Excerpts from an interface dataset:
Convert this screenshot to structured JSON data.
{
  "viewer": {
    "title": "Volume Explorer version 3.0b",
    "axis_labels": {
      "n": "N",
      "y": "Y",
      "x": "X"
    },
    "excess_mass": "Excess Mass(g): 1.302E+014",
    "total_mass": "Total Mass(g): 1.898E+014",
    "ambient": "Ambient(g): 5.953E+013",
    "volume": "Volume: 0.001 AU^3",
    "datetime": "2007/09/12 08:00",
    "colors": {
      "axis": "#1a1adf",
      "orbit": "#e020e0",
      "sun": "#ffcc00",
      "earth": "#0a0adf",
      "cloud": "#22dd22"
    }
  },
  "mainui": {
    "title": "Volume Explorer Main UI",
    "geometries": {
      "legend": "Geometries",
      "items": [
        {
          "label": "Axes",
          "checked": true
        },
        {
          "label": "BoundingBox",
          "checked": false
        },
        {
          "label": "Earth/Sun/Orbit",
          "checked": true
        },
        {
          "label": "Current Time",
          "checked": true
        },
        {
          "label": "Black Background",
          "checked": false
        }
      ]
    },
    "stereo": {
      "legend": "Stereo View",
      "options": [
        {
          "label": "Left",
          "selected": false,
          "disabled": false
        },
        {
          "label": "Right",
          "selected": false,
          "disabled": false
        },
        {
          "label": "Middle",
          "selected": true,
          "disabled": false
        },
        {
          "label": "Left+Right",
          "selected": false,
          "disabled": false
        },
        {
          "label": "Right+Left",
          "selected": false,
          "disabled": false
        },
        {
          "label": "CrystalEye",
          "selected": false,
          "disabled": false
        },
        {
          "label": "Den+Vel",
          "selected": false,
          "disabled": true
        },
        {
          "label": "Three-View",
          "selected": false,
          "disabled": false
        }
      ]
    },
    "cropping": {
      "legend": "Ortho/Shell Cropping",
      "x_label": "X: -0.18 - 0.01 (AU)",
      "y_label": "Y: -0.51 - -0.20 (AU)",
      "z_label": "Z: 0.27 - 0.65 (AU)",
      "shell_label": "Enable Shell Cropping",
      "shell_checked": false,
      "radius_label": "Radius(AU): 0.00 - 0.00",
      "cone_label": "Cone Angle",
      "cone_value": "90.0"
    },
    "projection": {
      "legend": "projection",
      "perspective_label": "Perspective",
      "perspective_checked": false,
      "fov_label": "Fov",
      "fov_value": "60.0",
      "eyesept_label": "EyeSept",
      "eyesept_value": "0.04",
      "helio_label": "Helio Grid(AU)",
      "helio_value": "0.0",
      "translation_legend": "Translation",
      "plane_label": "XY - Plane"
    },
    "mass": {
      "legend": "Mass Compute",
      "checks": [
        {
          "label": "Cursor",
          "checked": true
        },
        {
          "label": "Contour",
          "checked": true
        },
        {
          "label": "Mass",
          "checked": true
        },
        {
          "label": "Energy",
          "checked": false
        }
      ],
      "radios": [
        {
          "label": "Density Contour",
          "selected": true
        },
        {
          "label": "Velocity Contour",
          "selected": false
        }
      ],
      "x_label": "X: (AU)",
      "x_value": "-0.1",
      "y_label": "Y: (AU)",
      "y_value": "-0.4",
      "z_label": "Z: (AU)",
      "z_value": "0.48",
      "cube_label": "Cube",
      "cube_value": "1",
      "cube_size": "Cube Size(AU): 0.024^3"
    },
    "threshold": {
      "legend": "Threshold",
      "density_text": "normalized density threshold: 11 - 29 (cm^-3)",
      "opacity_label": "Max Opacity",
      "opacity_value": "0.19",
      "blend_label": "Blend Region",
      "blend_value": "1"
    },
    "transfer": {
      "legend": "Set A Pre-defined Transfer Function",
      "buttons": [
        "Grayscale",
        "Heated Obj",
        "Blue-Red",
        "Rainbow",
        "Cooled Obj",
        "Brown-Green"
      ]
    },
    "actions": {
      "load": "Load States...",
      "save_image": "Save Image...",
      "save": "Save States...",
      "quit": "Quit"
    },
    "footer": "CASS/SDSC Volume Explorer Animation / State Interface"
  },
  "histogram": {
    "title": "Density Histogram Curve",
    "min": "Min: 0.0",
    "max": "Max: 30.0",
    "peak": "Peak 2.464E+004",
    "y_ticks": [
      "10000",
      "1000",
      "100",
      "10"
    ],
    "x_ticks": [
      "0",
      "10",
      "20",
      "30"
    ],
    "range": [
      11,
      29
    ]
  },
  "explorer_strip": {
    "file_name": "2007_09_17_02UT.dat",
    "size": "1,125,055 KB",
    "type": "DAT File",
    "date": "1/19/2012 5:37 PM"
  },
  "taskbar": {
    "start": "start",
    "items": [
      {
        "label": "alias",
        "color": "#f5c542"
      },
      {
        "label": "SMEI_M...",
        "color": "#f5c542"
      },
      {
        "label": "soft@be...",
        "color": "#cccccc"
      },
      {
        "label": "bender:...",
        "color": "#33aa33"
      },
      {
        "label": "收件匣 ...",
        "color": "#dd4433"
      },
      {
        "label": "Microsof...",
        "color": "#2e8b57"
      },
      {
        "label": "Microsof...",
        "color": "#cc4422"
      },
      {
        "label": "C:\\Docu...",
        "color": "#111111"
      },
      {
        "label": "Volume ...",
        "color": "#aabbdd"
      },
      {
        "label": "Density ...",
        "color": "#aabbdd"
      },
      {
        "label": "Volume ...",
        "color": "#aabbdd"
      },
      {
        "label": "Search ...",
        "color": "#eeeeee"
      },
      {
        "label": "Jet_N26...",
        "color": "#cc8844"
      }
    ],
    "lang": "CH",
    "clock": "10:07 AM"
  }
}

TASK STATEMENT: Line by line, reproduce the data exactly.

ANSWER AREA:
Convert this screenshot to structured JSON data.
{
  "viewer": {
    "title": "Volume Explorer version 3.0b",
    "axis_labels": {
      "n": "N",
      "y": "Y",
      "x": "X"
    },
    "excess_mass": "Excess Mass(g): 1.302E+014",
    "total_mass": "Total Mass(g): 1.898E+014",
    "ambient": "Ambient(g): 5.953E+013",
    "volume": "Volume: 0.001 AU^3",
    "datetime": "2007/09/12 08:00",
    "colors": {
      "axis": "#1a1adf",
      "orbit": "#e020e0",
      "sun": "#ffcc00",
      "earth": "#0a0adf",
      "cloud": "#22dd22"
    }
  },
  "mainui": {
    "title": "Volume Explorer Main UI",
    "geometries": {
      "legend": "Geometries",
      "items": [
        {
          "label": "Axes",
          "checked": true
        },
        {
          "label": "BoundingBox",
          "checked": false
        },
        {
          "label": "Earth/Sun/Orbit",
          "checked": true
        },
        {
          "label": "Current Time",
          "checked": true
        },
        {
          "label": "Black Background",
          "checked": false
        }
      ]
    },
    "stereo": {
      "legend": "Stereo View",
      "options": [
        {
          "label": "Left",
          "selected": false,
          "disabled": false
        },
        {
          "label": "Right",
          "selected": false,
          "disabled": false
        },
        {
          "label": "Middle",
          "selected": true,
          "disabled": false
        },
        {
          "label": "Left+Right",
          "selected": false,
          "disabled": false
        },
        {
          "label": "Right+Left",
          "selected": false,
          "disabled": false
        },
        {
          "label": "CrystalEye",
          "selected": false,
          "disabled": false
        },
        {
          "label": "Den+Vel",
          "selected": false,
          "disabled": true
        },
        {
          "label": "Three-View",
          "selected": false,
          "disabled": false
        }
      ]
    },
    "cropping": {
      "legend": "Ortho/Shell Cropping",
      "x_label": "X: -0.18 - 0.01 (AU)",
      "y_label": "Y: -0.51 - -0.20 (AU)",
      "z_label": "Z: 0.27 - 0.65 (AU)",
      "shell_label": "Enable Shell Cropping",
      "shell_checked": false,
      "radius_label": "Radius(AU): 0.00 - 0.00",
      "cone_label": "Cone Angle",
      "cone_value": "90.0"
    },
    "projection": {
      "legend": "projection",
      "perspective_label": "Perspective",
      "perspective_checked": false,
      "fov_label": "Fov",
      "fov_value": "60.0",
      "eyesept_label": "EyeSept",
      "eyesept_value": "0.04",
      "helio_label": "Helio Grid(AU)",
      "helio_value": "0.0",
      "translation_legend": "Translation",
      "plane_label": "XY - Plane"
    },
    "mass": {
      "legend": "Mass Compute",
      "checks": [
        {
          "label": "Cursor",
          "checked": true
        },
        {
          "label": "Contour",
          "checked": true
        },
        {
          "label": "Mass",
          "checked": true
        },
        {
          "label": "Energy",
          "checked": false
        }
      ],
      "radios": [
        {
          "label": "Density Contour",
          "selected": true
        },
        {
          "label": "Velocity Contour",
          "selected": false
        }
      ],
      "x_label": "X: (AU)",
      "x_value": "-0.1",
      "y_label": "Y: (AU)",
      "y_value": "-0.4",
      "z_label": "Z: (AU)",
      "z_value": "0.48",
      "cube_label": "Cube",
      "cube_value": "1",
      "cube_size": "Cube Size(AU): 0.024^3"
    },
    "threshold": {
      "legend": "Threshold",
      "density_text": "normalized density threshold: 11 - 29 (cm^-3)",
      "opacity_label": "Max Opacity",
      "opacity_value": "0.19",
      "blend_label": "Blend Region",
      "blend_value": "1"
    },
    "transfer": {
      "legend": "Set A Pre-defined Transfer Function",
      "buttons": [
        "Grayscale",
        "Heated Obj",
        "Blue-Red",
        "Rainbow",
        "Cooled Obj",
        "Brown-Green"
      ]
    },
    "actions": {
      "load": "Load States...",
      "save_image": "Save Image...",
      "save": "Save States...",
      "quit": "Quit"
    },
    "footer": "CASS/SDSC Volume Explorer Animation / State Interface"
  },
  "histogram": {
    "title": "Density Histogram Curve",
    "min": "Min: 0.0",
    "max": "Max: 30.0",
    "peak": "Peak 2.464E+004",
    "y_ticks": [
      "10000",
      "1000",
      "100",
      "10"
    ],
    "x_ticks": [
      "0",
      "10",
      "20",
      "30"
    ],
    "range": [
      11,
      29
    ]
  },
  "explorer_strip": {
    "file_name": "2007_09_17_02UT.dat",
    "size": "1,125,055 KB",
    "type": "DAT File",
    "date": "1/19/2012 5:37 PM"
  },
  "taskbar": {
    "start": "start",
    "items": [
      {
        "label": "alias",
        "color": "#f5c542"
      },
      {
        "label": "SMEI_M...",
        "color": "#f5c542"
      },
      {
        "label": "soft@be...",
        "color": "#cccccc"
      },
      {
        "label": "bender:...",
        "color": "#33aa33"
      },
      {
        "label": "收件匣 ...",
        "color": "#dd4433"
      },
      {
        "label": "Microsof...",
        "color": "#2e8b57"
      },
      {
        "label": "Microsof...",
        "color": "#cc4422"
      },
      {
        "label": "C:\\Docu...",
        "color": "#111111"
      },
      {
        "label": "Volume ...",
        "color": "#aabbdd"
      },
      {
        "label": "Density ...",
        "color": "#aabbdd"
      },
      {
        "label": "Volume ...",
        "color": "#aabbdd"
      },
      {
        "label": "Search ...",
        "color": "#eeeeee"
      },
      {
        "label": "Jet_N26...",
        "color": "#cc8844"
      }
    ],
    "lang": "CH",
    "clock": "10:07 AM"
  }
}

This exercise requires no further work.